Action item: The answer must repeat every record exactly, with all pictures omitted.

Source records:
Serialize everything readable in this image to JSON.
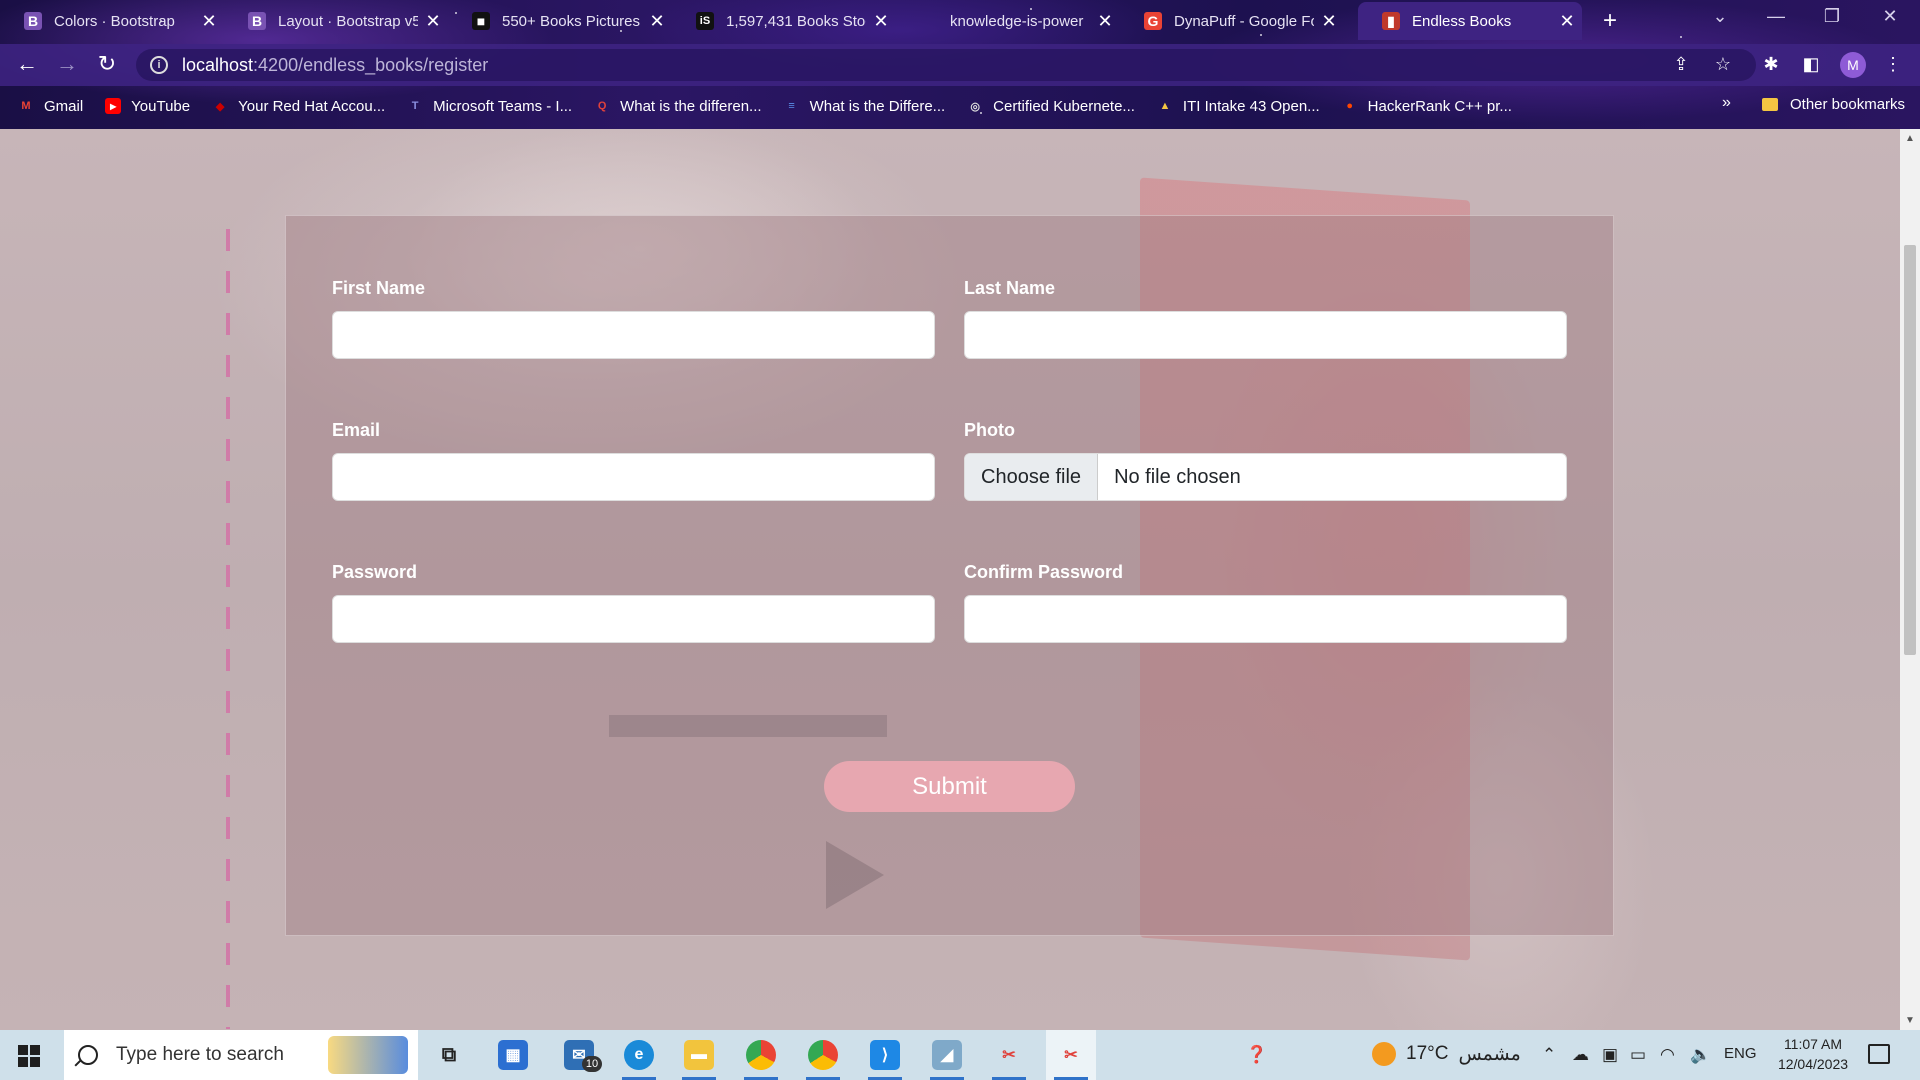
{
  "browser": {
    "tabs": [
      {
        "title": "Colors · Bootstrap",
        "icon": "bootstrap-icon",
        "color": "#7952b3",
        "letter": "B"
      },
      {
        "title": "Layout · Bootstrap v5",
        "icon": "bootstrap-icon",
        "color": "#7952b3",
        "letter": "B"
      },
      {
        "title": "550+ Books Pictures",
        "icon": "unsplash-icon",
        "color": "#111111",
        "letter": "■"
      },
      {
        "title": "1,597,431 Books Stock",
        "icon": "istock-icon",
        "color": "#111111",
        "letter": "iS"
      },
      {
        "title": "knowledge-is-power",
        "icon": "blank-icon",
        "color": "",
        "letter": ""
      },
      {
        "title": "DynaPuff - Google Fo",
        "icon": "google-fonts-icon",
        "color": "#ea4335",
        "letter": "G"
      },
      {
        "title": "Endless Books",
        "icon": "book-icon",
        "color": "#c0392b",
        "letter": "▮",
        "active": true
      }
    ],
    "url_host": "localhost",
    "url_path": ":4200/endless_books/register",
    "profile_initial": "M",
    "bookmarks": [
      {
        "label": "Gmail",
        "icon": "gmail-icon",
        "color": "#ea4335",
        "letter": "M"
      },
      {
        "label": "YouTube",
        "icon": "youtube-icon",
        "color": "#ff0000",
        "letter": "▶"
      },
      {
        "label": "Your Red Hat Accou...",
        "icon": "redhat-icon",
        "color": "#cc0000",
        "letter": "◆"
      },
      {
        "label": "Microsoft Teams - I...",
        "icon": "teams-icon",
        "color": "#5b5fc7",
        "letter": "T"
      },
      {
        "label": "What is the differen...",
        "icon": "quora-icon",
        "color": "#b92b27",
        "letter": "Q"
      },
      {
        "label": "What is the Differe...",
        "icon": "list-icon",
        "color": "#3b6fd8",
        "letter": "≡"
      },
      {
        "label": "Certified Kubernete...",
        "icon": "kubernetes-icon",
        "color": "#6b6b9b",
        "letter": "◎"
      },
      {
        "label": "ITI Intake 43 Open...",
        "icon": "google-drive-icon",
        "color": "#1fa463",
        "letter": "▲"
      },
      {
        "label": "HackerRank C++ pr...",
        "icon": "reddit-icon",
        "color": "#ff4500",
        "letter": "●"
      }
    ],
    "bookmarks_more": "»",
    "other_bookmarks": "Other bookmarks"
  },
  "form": {
    "first_name_label": "First Name",
    "last_name_label": "Last Name",
    "email_label": "Email",
    "photo_label": "Photo",
    "choose_file": "Choose file",
    "no_file": "No file chosen",
    "password_label": "Password",
    "confirm_password_label": "Confirm Password",
    "submit": "Submit"
  },
  "taskbar": {
    "search_placeholder": "Type here to search",
    "mail_badge": "10",
    "temperature": "17°C",
    "weather_text": "مشمس",
    "language": "ENG",
    "time": "11:07 AM",
    "date": "12/04/2023"
  }
}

Expected output:
Serialize everything readable in this image to JSON.
{
  "browser": {
    "tabs": [
      {
        "title": "Colors · Bootstrap",
        "icon": "bootstrap-icon",
        "color": "#7952b3",
        "letter": "B"
      },
      {
        "title": "Layout · Bootstrap v5",
        "icon": "bootstrap-icon",
        "color": "#7952b3",
        "letter": "B"
      },
      {
        "title": "550+ Books Pictures",
        "icon": "unsplash-icon",
        "color": "#111111",
        "letter": "■"
      },
      {
        "title": "1,597,431 Books Stock",
        "icon": "istock-icon",
        "color": "#111111",
        "letter": "iS"
      },
      {
        "title": "knowledge-is-power",
        "icon": "blank-icon",
        "color": "",
        "letter": ""
      },
      {
        "title": "DynaPuff - Google Fo",
        "icon": "google-fonts-icon",
        "color": "#ea4335",
        "letter": "G"
      },
      {
        "title": "Endless Books",
        "icon": "book-icon",
        "color": "#c0392b",
        "letter": "▮",
        "active": true
      }
    ],
    "url_host": "localhost",
    "url_path": ":4200/endless_books/register",
    "profile_initial": "M",
    "bookmarks": [
      {
        "label": "Gmail",
        "icon": "gmail-icon",
        "color": "#ea4335",
        "letter": "M"
      },
      {
        "label": "YouTube",
        "icon": "youtube-icon",
        "color": "#ff0000",
        "letter": "▶"
      },
      {
        "label": "Your Red Hat Accou...",
        "icon": "redhat-icon",
        "color": "#cc0000",
        "letter": "◆"
      },
      {
        "label": "Microsoft Teams - I...",
        "icon": "teams-icon",
        "color": "#5b5fc7",
        "letter": "T"
      },
      {
        "label": "What is the differen...",
        "icon": "quora-icon",
        "color": "#b92b27",
        "letter": "Q"
      },
      {
        "label": "What is the Differe...",
        "icon": "list-icon",
        "color": "#3b6fd8",
        "letter": "≡"
      },
      {
        "label": "Certified Kubernete...",
        "icon": "kubernetes-icon",
        "color": "#6b6b9b",
        "letter": "◎"
      },
      {
        "label": "ITI Intake 43 Open...",
        "icon": "google-drive-icon",
        "color": "#1fa463",
        "letter": "▲"
      },
      {
        "label": "HackerRank C++ pr...",
        "icon": "reddit-icon",
        "color": "#ff4500",
        "letter": "●"
      }
    ],
    "bookmarks_more": "»",
    "other_bookmarks": "Other bookmarks"
  },
  "form": {
    "first_name_label": "First Name",
    "last_name_label": "Last Name",
    "email_label": "Email",
    "photo_label": "Photo",
    "choose_file": "Choose file",
    "no_file": "No file chosen",
    "password_label": "Password",
    "confirm_password_label": "Confirm Password",
    "submit": "Submit"
  },
  "taskbar": {
    "search_placeholder": "Type here to search",
    "mail_badge": "10",
    "temperature": "17°C",
    "weather_text": "مشمس",
    "language": "ENG",
    "time": "11:07 AM",
    "date": "12/04/2023"
  }
}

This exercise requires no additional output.